Chrysler To Continue With Cruiser; Plans With Fiat Changing?By Michelle Krebs August 2, 2009
Chrysler Group LLC said Friday it will continue production of the PT Cruiser compact wagon, although the company announced more than 18 months ago the car would be discontinued.
Chrysler restarted production in mid-June at the Toluca, Mexico, assembly plant that builds the PT Cruiser and the Dodge Journey crossover. It was one of seven Chrysler plants to resume production after an extended temporary shutdown as Chrysler dealt with ongoing inventory difficulties and its eventual bankruptcy and change in ownership.
More important, the move seemingly indicates Chrysler's product and manufacturing strategies already may be significantly changing under the company's new management by Italy's Fiat S.p.A., which as part of the new alliance currently owns 20 percent of Chrysler.
It was repeatedly reported that after the PT Cruiser was discontinued, the Toluca plant would begin to be retooled for eventual production of Fiat-based subcompact cars, most likely the popular Fiat 500. The A-segment models were presumed to potentially wear both Fiat and Chrysler badges.
It was widely assumed Fiat needed the Toluca plant's lower labor rates to improve the potential for profitability from the new subcompacts built there. The resumption of PT Cruiser production at Toluca seems to indicate there now is another plan.
The situation also suggests other possibilities:
- Chrysler's new-product pipeline -- particularly for small cars -- could be too bare to bear. It is believed it will be nearly two years before any Fiat-derived compact and subcompact cars could be coming out of any Chrysler plants in North America.
If the PT Cruiser -- a reasonably consistent seller -- was to go away as planned, it would leave the Dodge Caliber and Jeep Patriot/Compass models as the company's sole compact-car options. Those models have not been strong entrants in the segment.
- Or could the move indicate Chrysler and Fiat are too short of cash to begin retooling the Toluca facility? Fiat lost more than $250 million in the second quarter and Chrysler had been subsisting on government loans for many months before completing its Chapter 11 bankruptcy, and the company's sales plunged 46 percent for the first half of this year.

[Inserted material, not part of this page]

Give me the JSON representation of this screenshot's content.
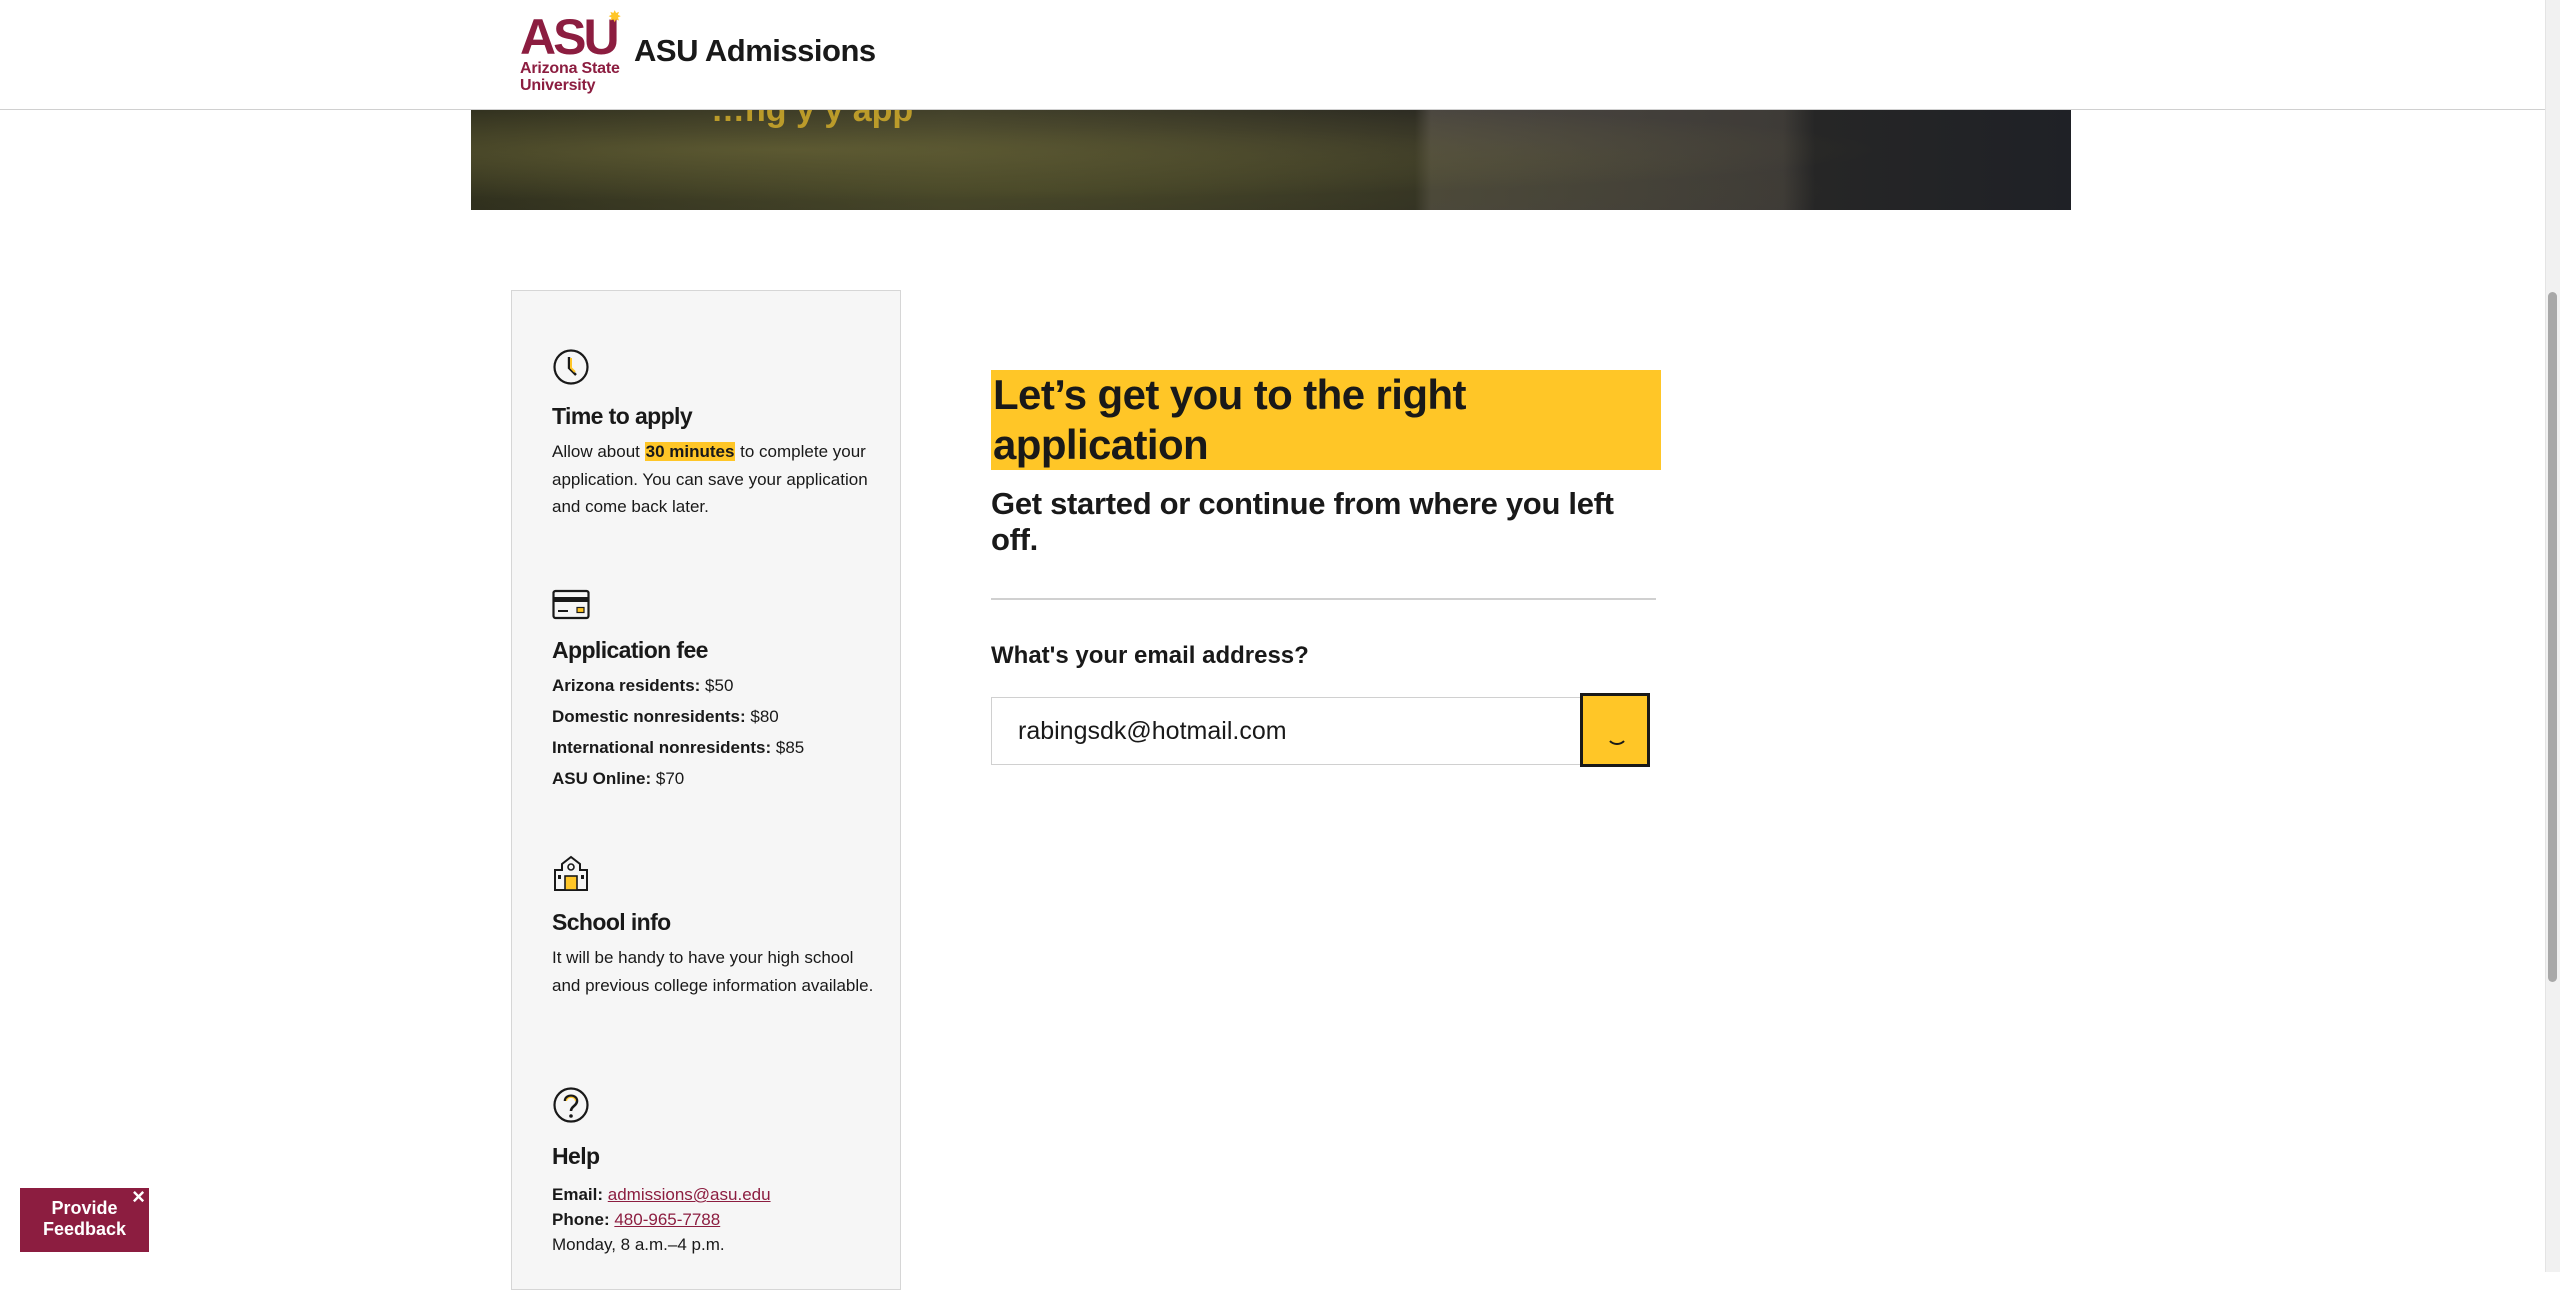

- The companies also could have identified unforeseen difficulties in executing the plan to have Fiat-derived small cars in this market in a reputed 18-month timeframe. Engineering difficulties in adapting the structures for U.S.-market compliance or other product-development issues may have dictated Chrysler continue with PT Cruiser in order to avoid a long delay without enough product in the small-car segment. -- Bill Visnic